[Element data from apps and pages]
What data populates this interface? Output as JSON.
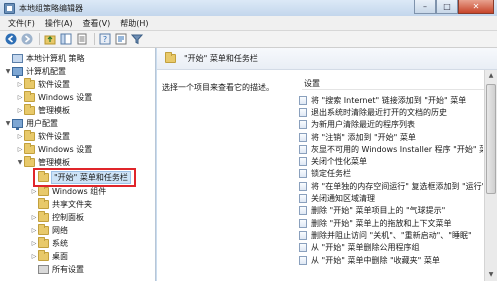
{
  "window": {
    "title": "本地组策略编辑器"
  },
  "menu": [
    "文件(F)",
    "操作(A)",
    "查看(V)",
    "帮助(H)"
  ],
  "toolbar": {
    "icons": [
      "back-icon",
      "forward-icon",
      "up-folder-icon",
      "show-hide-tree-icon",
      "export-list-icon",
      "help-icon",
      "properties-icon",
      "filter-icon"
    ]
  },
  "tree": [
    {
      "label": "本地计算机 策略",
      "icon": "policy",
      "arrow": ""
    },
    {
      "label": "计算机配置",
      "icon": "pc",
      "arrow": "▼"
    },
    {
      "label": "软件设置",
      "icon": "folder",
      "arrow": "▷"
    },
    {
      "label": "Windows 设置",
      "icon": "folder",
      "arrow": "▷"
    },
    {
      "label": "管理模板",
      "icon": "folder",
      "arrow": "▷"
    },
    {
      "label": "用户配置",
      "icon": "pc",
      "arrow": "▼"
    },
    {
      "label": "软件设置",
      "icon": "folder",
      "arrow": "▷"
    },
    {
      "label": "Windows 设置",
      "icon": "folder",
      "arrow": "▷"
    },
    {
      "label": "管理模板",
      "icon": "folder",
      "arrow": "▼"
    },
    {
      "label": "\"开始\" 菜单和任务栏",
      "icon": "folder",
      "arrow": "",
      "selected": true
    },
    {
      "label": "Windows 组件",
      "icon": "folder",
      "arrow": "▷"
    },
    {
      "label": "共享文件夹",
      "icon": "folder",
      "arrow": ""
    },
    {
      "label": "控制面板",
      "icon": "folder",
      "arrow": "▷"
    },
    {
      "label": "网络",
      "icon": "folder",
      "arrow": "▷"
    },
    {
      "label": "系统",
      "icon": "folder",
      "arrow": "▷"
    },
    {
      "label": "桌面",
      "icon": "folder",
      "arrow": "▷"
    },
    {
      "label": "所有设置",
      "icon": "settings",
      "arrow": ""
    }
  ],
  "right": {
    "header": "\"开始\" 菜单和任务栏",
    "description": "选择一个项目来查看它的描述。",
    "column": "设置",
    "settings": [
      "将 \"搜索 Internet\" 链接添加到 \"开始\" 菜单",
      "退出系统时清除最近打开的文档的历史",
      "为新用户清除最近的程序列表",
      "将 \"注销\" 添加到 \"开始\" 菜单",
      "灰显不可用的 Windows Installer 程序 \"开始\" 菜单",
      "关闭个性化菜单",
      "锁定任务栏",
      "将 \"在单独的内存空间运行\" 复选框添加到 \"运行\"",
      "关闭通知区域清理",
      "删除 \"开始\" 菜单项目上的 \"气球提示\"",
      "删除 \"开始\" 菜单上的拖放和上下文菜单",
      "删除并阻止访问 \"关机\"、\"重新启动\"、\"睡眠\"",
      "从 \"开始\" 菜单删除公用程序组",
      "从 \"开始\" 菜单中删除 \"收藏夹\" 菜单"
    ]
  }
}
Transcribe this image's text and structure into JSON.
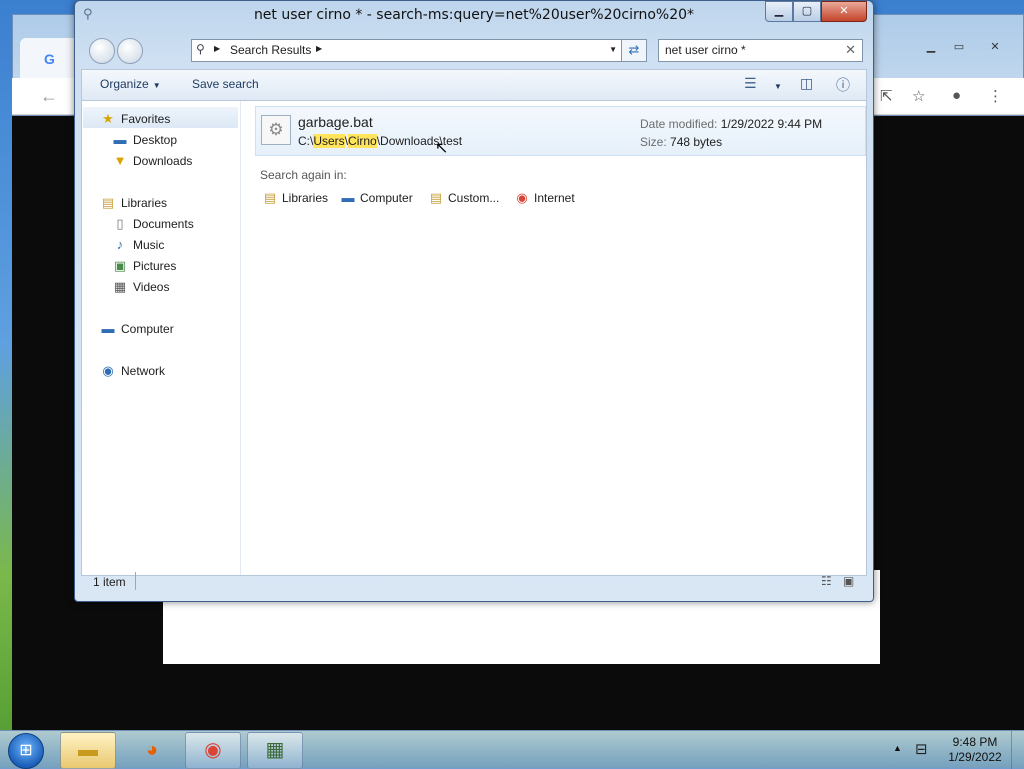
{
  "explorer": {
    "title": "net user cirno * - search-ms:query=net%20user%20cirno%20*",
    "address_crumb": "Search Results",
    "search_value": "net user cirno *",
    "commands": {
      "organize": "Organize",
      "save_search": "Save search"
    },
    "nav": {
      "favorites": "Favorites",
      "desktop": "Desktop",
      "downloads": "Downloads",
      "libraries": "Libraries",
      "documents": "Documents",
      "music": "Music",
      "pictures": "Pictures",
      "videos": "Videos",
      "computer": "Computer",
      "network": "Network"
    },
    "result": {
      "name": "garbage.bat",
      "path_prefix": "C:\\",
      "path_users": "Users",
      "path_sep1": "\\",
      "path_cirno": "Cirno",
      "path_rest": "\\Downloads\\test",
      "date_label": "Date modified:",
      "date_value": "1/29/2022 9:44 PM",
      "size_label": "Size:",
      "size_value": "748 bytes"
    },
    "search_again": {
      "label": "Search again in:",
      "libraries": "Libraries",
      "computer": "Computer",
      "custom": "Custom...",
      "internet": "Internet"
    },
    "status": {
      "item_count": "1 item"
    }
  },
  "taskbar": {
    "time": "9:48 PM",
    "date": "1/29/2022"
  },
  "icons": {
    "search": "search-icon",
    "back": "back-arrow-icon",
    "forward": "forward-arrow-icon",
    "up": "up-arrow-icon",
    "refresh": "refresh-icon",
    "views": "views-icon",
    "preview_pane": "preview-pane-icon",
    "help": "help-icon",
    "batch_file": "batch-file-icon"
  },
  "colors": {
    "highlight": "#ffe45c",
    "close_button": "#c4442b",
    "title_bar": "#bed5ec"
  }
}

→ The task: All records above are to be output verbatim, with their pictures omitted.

→ Response for this exercise:
What data populates this interface? Output as JSON.
{
  "window": {
    "title": "本地组策略编辑器"
  },
  "menu": [
    "文件(F)",
    "操作(A)",
    "查看(V)",
    "帮助(H)"
  ],
  "toolbar": {
    "icons": [
      "back-icon",
      "forward-icon",
      "up-folder-icon",
      "show-hide-tree-icon",
      "export-list-icon",
      "help-icon",
      "properties-icon",
      "filter-icon"
    ]
  },
  "tree": [
    {
      "label": "本地计算机 策略",
      "icon": "policy",
      "arrow": ""
    },
    {
      "label": "计算机配置",
      "icon": "pc",
      "arrow": "▼"
    },
    {
      "label": "软件设置",
      "icon": "folder",
      "arrow": "▷"
    },
    {
      "label": "Windows 设置",
      "icon": "folder",
      "arrow": "▷"
    },
    {
      "label": "管理模板",
      "icon": "folder",
      "arrow": "▷"
    },
    {
      "label": "用户配置",
      "icon": "pc",
      "arrow": "▼"
    },
    {
      "label": "软件设置",
      "icon": "folder",
      "arrow": "▷"
    },
    {
      "label": "Windows 设置",
      "icon": "folder",
      "arrow": "▷"
    },
    {
      "label": "管理模板",
      "icon": "folder",
      "arrow": "▼"
    },
    {
      "label": "\"开始\" 菜单和任务栏",
      "icon": "folder",
      "arrow": "",
      "selected": true
    },
    {
      "label": "Windows 组件",
      "icon": "folder",
      "arrow": "▷"
    },
    {
      "label": "共享文件夹",
      "icon": "folder",
      "arrow": ""
    },
    {
      "label": "控制面板",
      "icon": "folder",
      "arrow": "▷"
    },
    {
      "label": "网络",
      "icon": "folder",
      "arrow": "▷"
    },
    {
      "label": "系统",
      "icon": "folder",
      "arrow": "▷"
    },
    {
      "label": "桌面",
      "icon": "folder",
      "arrow": "▷"
    },
    {
      "label": "所有设置",
      "icon": "settings",
      "arrow": ""
    }
  ],
  "right": {
    "header": "\"开始\" 菜单和任务栏",
    "description": "选择一个项目来查看它的描述。",
    "column": "设置",
    "settings": [
      "将 \"搜索 Internet\" 链接添加到 \"开始\" 菜单",
      "退出系统时清除最近打开的文档的历史",
      "为新用户清除最近的程序列表",
      "将 \"注销\" 添加到 \"开始\" 菜单",
      "灰显不可用的 Windows Installer 程序 \"开始\" 菜单",
      "关闭个性化菜单",
      "锁定任务栏",
      "将 \"在单独的内存空间运行\" 复选框添加到 \"运行\"",
      "关闭通知区域清理",
      "删除 \"开始\" 菜单项目上的 \"气球提示\"",
      "删除 \"开始\" 菜单上的拖放和上下文菜单",
      "删除并阻止访问 \"关机\"、\"重新启动\"、\"睡眠\"",
      "从 \"开始\" 菜单删除公用程序组",
      "从 \"开始\" 菜单中删除 \"收藏夹\" 菜单"
    ]
  }
}
Transcribe this image's text and structure into JSON.
{
  "explorer": {
    "title": "net user cirno * - search-ms:query=net%20user%20cirno%20*",
    "address_crumb": "Search Results",
    "search_value": "net user cirno *",
    "commands": {
      "organize": "Organize",
      "save_search": "Save search"
    },
    "nav": {
      "favorites": "Favorites",
      "desktop": "Desktop",
      "downloads": "Downloads",
      "libraries": "Libraries",
      "documents": "Documents",
      "music": "Music",
      "pictures": "Pictures",
      "videos": "Videos",
      "computer": "Computer",
      "network": "Network"
    },
    "result": {
      "name": "garbage.bat",
      "path_prefix": "C:\\",
      "path_users": "Users",
      "path_sep1": "\\",
      "path_cirno": "Cirno",
      "path_rest": "\\Downloads\\test",
      "date_label": "Date modified:",
      "date_value": "1/29/2022 9:44 PM",
      "size_label": "Size:",
      "size_value": "748 bytes"
    },
    "search_again": {
      "label": "Search again in:",
      "libraries": "Libraries",
      "computer": "Computer",
      "custom": "Custom...",
      "internet": "Internet"
    },
    "status": {
      "item_count": "1 item"
    }
  },
  "taskbar": {
    "time": "9:48 PM",
    "date": "1/29/2022"
  },
  "icons": {
    "search": "search-icon",
    "back": "back-arrow-icon",
    "forward": "forward-arrow-icon",
    "up": "up-arrow-icon",
    "refresh": "refresh-icon",
    "views": "views-icon",
    "preview_pane": "preview-pane-icon",
    "help": "help-icon",
    "batch_file": "batch-file-icon"
  },
  "colors": {
    "highlight": "#ffe45c",
    "close_button": "#c4442b",
    "title_bar": "#bed5ec"
  }
}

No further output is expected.